### What the task requires
Gather up every line from the entries below that uses the word "avatar".

[Data items]
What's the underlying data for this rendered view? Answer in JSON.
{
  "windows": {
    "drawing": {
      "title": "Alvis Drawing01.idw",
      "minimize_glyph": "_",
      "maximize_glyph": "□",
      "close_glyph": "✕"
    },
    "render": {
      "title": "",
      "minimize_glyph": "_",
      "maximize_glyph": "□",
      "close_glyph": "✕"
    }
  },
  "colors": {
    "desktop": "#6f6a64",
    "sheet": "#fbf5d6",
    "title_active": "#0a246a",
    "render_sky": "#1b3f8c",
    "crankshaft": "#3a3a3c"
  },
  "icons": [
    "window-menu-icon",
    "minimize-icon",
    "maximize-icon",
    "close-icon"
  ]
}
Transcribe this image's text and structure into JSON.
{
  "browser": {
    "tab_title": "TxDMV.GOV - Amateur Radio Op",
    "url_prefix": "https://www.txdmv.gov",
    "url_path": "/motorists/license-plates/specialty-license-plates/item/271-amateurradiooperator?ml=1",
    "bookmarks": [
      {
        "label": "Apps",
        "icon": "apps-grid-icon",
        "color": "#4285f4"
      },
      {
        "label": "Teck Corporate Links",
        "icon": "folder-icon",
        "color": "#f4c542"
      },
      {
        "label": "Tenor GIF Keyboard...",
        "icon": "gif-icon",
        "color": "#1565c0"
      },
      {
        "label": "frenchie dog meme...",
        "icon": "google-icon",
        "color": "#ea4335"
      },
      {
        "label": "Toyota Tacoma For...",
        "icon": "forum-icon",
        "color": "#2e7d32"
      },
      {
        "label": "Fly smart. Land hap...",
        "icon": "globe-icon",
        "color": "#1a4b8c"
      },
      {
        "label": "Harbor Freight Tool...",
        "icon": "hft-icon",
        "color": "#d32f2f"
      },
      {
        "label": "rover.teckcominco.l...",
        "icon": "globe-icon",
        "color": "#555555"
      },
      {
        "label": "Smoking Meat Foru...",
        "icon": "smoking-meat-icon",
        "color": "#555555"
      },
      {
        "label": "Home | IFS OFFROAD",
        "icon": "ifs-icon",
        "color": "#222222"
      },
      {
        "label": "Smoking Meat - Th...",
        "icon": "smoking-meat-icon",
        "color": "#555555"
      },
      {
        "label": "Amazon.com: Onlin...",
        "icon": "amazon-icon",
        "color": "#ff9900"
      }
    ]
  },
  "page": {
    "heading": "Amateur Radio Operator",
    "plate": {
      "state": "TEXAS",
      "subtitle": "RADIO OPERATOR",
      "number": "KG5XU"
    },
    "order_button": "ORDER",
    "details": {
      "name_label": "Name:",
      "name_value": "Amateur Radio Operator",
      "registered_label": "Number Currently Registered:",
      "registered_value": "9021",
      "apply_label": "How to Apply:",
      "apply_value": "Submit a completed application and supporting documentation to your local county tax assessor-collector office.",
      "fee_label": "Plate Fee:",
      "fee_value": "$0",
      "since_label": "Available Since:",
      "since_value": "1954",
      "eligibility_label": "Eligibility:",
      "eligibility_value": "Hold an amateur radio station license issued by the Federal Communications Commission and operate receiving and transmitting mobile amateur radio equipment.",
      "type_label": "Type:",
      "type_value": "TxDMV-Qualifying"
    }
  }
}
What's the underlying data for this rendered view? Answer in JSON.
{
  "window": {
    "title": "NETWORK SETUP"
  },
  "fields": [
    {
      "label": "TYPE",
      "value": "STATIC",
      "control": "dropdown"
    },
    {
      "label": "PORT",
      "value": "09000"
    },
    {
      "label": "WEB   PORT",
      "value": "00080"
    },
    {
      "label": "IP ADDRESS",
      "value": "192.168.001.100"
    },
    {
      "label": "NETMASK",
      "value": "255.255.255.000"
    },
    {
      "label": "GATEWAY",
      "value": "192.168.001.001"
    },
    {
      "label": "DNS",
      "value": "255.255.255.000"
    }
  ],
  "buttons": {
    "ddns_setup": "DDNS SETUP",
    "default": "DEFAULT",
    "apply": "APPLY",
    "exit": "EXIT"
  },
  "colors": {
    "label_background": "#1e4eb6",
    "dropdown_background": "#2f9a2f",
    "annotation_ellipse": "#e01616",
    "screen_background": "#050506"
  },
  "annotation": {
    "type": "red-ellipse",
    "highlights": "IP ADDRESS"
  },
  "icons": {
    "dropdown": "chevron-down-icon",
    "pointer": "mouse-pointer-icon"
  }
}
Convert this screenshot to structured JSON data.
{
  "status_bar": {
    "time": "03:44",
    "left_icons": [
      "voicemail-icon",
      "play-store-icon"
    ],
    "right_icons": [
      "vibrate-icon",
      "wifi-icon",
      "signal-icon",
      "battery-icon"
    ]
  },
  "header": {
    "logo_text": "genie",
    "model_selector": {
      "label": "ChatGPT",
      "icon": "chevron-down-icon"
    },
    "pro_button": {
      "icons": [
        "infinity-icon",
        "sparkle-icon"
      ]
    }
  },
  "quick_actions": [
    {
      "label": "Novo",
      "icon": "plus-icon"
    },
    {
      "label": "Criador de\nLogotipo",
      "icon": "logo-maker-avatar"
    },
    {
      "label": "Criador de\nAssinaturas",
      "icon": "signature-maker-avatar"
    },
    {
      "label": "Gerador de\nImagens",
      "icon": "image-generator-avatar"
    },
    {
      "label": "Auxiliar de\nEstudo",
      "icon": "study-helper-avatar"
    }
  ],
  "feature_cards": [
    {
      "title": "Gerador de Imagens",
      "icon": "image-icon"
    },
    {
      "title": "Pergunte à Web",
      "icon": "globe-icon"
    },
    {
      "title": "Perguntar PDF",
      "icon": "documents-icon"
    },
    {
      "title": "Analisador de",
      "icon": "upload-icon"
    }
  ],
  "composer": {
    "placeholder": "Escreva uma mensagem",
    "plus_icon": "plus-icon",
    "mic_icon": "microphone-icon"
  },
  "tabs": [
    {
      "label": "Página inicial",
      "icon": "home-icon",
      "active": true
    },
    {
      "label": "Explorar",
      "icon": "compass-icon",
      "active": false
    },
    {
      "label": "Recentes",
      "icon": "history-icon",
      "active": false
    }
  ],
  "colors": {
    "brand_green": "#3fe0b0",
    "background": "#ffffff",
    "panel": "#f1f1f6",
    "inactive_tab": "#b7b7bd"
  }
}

### Task response
      "icon": "logo-maker-avatar"
      "icon": "signature-maker-avatar"
      "icon": "image-generator-avatar"
      "icon": "study-helper-avatar"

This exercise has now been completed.